More often then in any other medium, games are delayed months or years because a team didn’t know what they were making. Sound familiar?
This happens to so many developers, including myself, because of how much time, energy and thoughtfulness it takes to make a good game. Let’s look together at why it takes so long.
Here we are. We’ve made the brave and totally fiscally responsible choice to make a game. This is a big decision that will impact the next few years of our lives, but we are not afraid. Let’s embark up our brittle pyramid.
First we need to build a Foundation with some big choices. Slightly smaller than our decision to make a game maybe, but still big.
What are our goals?
Who will we work with?
What is the game we want to make?
What tools will we use to make the game?
How much time and money will we spend?
I call these questions Foundations because they impact every aspect of a game as it’s made. Whether we ask these questions or not, their answers will still affect our game. Terrifyingly, our answers to all of these questions can change. Keep that in mind as we keep going up.
With our Foundation in place, we can rough out a Blueprint for the game we’re making by asking yet smaller questions.
What is our game’s art style?
How is our game’s code structured?
What platforms will our game be on?
How much content will our game have?
These questions decide what your game looks, feels, sounds like, how you’ll market it and how it’s built. Like our Foundation, this Blueprint has a big impact on what our game will end up being, but we have a bit more flexibility in changing these decisions later on. There’s only one more level to the pyramid.
Minutiae is a perfect word to describe the millions of tiny decisions we make as we build out from the Blueprint we’ve made.
How long does it take to unlock everything?
Oh oops, I broke the build. What was it this time?
What else should we layer over that jump sound?
Which font should we use for the Steam Store header?
What resolution is this wood texture? Does it tile seamlessly?
Minutiae is what makes games so hard to make and why so many games end up taking longer than expected. And it’s not just that there are millions of these tiny questions to answer. Often, we can’t test whether our answers to the earlier, bigger questions were good until we’re deep down into the Minutiae.

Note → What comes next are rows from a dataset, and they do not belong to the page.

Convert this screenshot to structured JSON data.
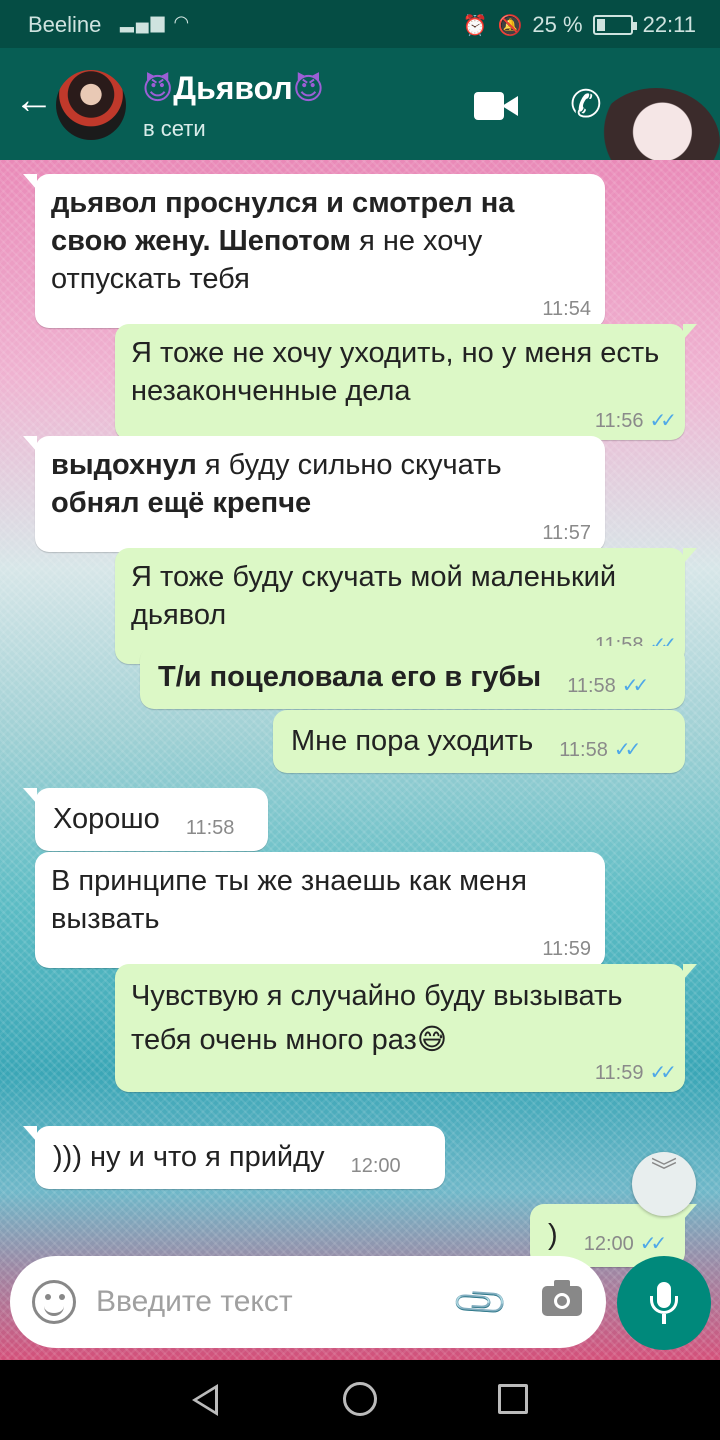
{
  "status_bar": {
    "carrier": "Beeline",
    "battery": "25 %",
    "battery_level": 0.25,
    "time": "22:11"
  },
  "header": {
    "back_icon": "arrow-left-icon",
    "contact_name": "Дьявол",
    "name_emoji": "😈",
    "status": "в сети",
    "video_icon": "video-call-icon",
    "call_icon": "phone-icon"
  },
  "messages": [
    {
      "dir": "in",
      "bold_a": "дьявол проснулся и смотрел на свою жену. Шепотом",
      "text_a": " я не хочу отпускать тебя",
      "time": "11:54"
    },
    {
      "dir": "out",
      "text": "Я тоже не хочу уходить, но у меня есть незаконченные дела",
      "time": "11:56",
      "ticks": "✓✓"
    },
    {
      "dir": "in",
      "bold_a": "выдохнул",
      "text_a": " я буду сильно скучать ",
      "bold_b": "обнял ещё крепче",
      "time": "11:57"
    },
    {
      "dir": "out",
      "text": "Я тоже буду скучать мой маленький дьявол",
      "time": "11:58",
      "ticks": "✓✓"
    },
    {
      "dir": "out",
      "bold_a": "Т/и поцеловала его в губы",
      "time": "11:58",
      "ticks": "✓✓"
    },
    {
      "dir": "out",
      "text": "Мне пора уходить",
      "time": "11:58",
      "ticks": "✓✓"
    },
    {
      "dir": "in",
      "text": "Хорошо",
      "time": "11:58"
    },
    {
      "dir": "in",
      "text": "В принципе ты же знаешь как меня вызвать",
      "time": "11:59"
    },
    {
      "dir": "out",
      "text": "Чувствую я случайно буду вызывать тебя очень много раз",
      "emoji": "😅",
      "time": "11:59",
      "ticks": "✓✓"
    },
    {
      "dir": "in",
      "text": "))) ну и что я прийду",
      "time": "12:00"
    },
    {
      "dir": "out",
      "text": ")",
      "time": "12:00",
      "ticks": "✓✓"
    }
  ],
  "composer": {
    "placeholder": "Введите текст",
    "emoji_icon": "emoji-icon",
    "attach_icon": "paperclip-icon",
    "camera_icon": "camera-icon",
    "mic_icon": "microphone-icon"
  },
  "scroll_down_icon": "double-chevron-down-icon",
  "colors": {
    "app_bar": "#075e54",
    "status_bar": "#054d44",
    "outgoing_bubble": "#dcf8c6",
    "incoming_bubble": "#ffffff",
    "read_ticks": "#4fa8e8",
    "mic_button": "#00897b"
  }
}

And going back down a level in this pyramid to revise our answers is insanely expensive. Adjusting our Blueprint can throw away hundreds of hours in the Minutiae spent trying to prove out the last Blueprint. If your project is exploring new ground even a little bit, finding solid footing here can start to feel like an endless cycle (see Tumbleseed, The Witness or Anitchamber).
Going down another level is even more dangerous. If our Foundation changes that can challenge the entire project and can sometimes lead to completely starting over (as was the case with Overwatch). The worst part is, there are so many ways this can happen and we can’t control for all of them. If we go far over budget, forcing cuts to mechanics and content, one could argue the producers should have scoped smaller. But if our team’s only artist gets hit by a bus, or is offered a dream job, our only option is to try and find someone to replace them ASAP. Any project you’ve heard of that took 5+ years to make rebuilt their Foundation. Probably a few times.

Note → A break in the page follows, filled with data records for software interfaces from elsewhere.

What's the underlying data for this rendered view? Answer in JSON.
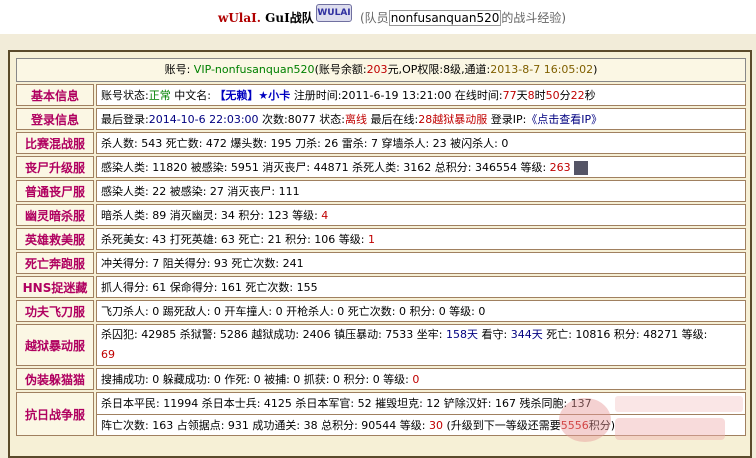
{
  "header": {
    "brand_prefix": "wUlaI.",
    "brand_main": "GuI",
    "brand_suffix": "战队",
    "logo_text": "WULAI",
    "member_prefix": "(队员",
    "member_name": "nonfusanquan520",
    "member_suffix": "的战斗经验)"
  },
  "account": {
    "label": "账号:",
    "name": "VIP-nonfusanquan520",
    "balance_label": "(账号余额:",
    "balance": "203",
    "balance_unit": "元,",
    "op_label": "OP权限:",
    "op": "8级",
    "channel_label": ",通道:",
    "date": "2013-8-7 16:05:02",
    "close": ")"
  },
  "rows": [
    {
      "label": "基本信息"
    },
    {
      "label": "登录信息"
    },
    {
      "label": "比赛混战服"
    },
    {
      "label": "丧尸升级服"
    },
    {
      "label": "普通丧尸服"
    },
    {
      "label": "幽灵暗杀服"
    },
    {
      "label": "英雄救美服"
    },
    {
      "label": "死亡奔跑服"
    },
    {
      "label": "HNS捉迷藏"
    },
    {
      "label": "功夫飞刀服"
    },
    {
      "label": "越狱暴动服"
    },
    {
      "label": "伪装躲猫猫"
    },
    {
      "label": "抗日战争服"
    }
  ],
  "basic": {
    "status_label": "账号状态:",
    "status": "正常",
    "cn_label": "中文名:",
    "cn_name": "【无赖】★小卡",
    "reg_label": "注册时间:",
    "reg_time": "2011-6-19 13:21:00",
    "online_label": "在线时间:",
    "online_days": "77",
    "online_hours": "8",
    "online_mins": "50",
    "online_secs": "22"
  },
  "login": {
    "last_label": "最后登录:",
    "last": "2014-10-6 22:03:00",
    "count_label": "次数:",
    "count": "8077",
    "state_label": "状态:",
    "state": "离线",
    "last_online_label": "最后在线:",
    "last_online": "28越狱暴动服",
    "ip_label": "登录IP:",
    "ip": "《点击查看IP》"
  },
  "mix": "杀人数: 543  死亡数: 472  爆头数: 195  刀杀: 26  雷杀: 7  穿墙杀人: 23  被闪杀人: 0",
  "zombie_up": "感染人类: 11820  被感染: 5951  消灭丧尸: 44871  杀死人类: 3162  总积分: 346554  等级:",
  "zombie_up_level": "263",
  "zombie_normal": "感染人类: 22  被感染: 27  消灭丧尸: 111",
  "ghost": "暗杀人类: 89  消灭幽灵: 34  积分: 123  等级:",
  "ghost_level": "4",
  "hero": "杀死美女: 43  打死英雄: 63  死亡: 21  积分: 106  等级:",
  "hero_level": "1",
  "run": "冲关得分: 7  阻关得分: 93  死亡次数: 241",
  "hns": "抓人得分: 61  保命得分: 161  死亡次数: 155",
  "knife": "飞刀杀人: 0  踢死敌人: 0  开车撞人: 0  开枪杀人: 0  死亡次数: 0  积分: 0  等级: 0",
  "jail": {
    "text1": "杀囚犯: 42985  杀狱警: 5286  越狱成功: 2406  镇压暴动: 7533  坐牢:",
    "prison_days": "158天",
    "text2": "看守:",
    "guard_days": "344天",
    "text3": "死亡: 10816  积分: 48271  等级:",
    "level": "69"
  },
  "hide": "搜捕成功: 0  躲藏成功: 0  作死: 0  被捕: 0  抓获: 0  积分: 0  等级:",
  "hide_level": "0",
  "war": {
    "line1": "杀日本平民: 11994  杀日本士兵: 4125  杀日本军官: 52  摧毁坦克: 12  铲除汉奸: 167  残杀同胞: 137",
    "line2a": "阵亡次数: 163  占领据点: 931  成功通关: 38  总积分: 90544  等级:",
    "level": "30",
    "line2b": "(升级到下一等级还需要",
    "need": "5556",
    "line2c": "积分)"
  }
}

The idea I want to end on is that this model applies outside of games too. As we work on our game, life is still going on and has it’s own Foundations, Blueprints and Minutiae.
If we change the pillars we’ve built our life around, that upends other decisions we’ve made and forces us to rebuild. Changing careers may require going back to school or finding a new community.
Big changes in our lives also affects our game’s pyramid. Ending a relationship or moving cities can break our game’s Foundation or call into question the Blueprint we’ve built and all the Minutiae we’ve endured so far. If we’re not careful, making our game can also have a negative affect on our life. Crunch, which usually includes neglecting friends and family, happens when you (or your employers) don’t keep these pyramids separate.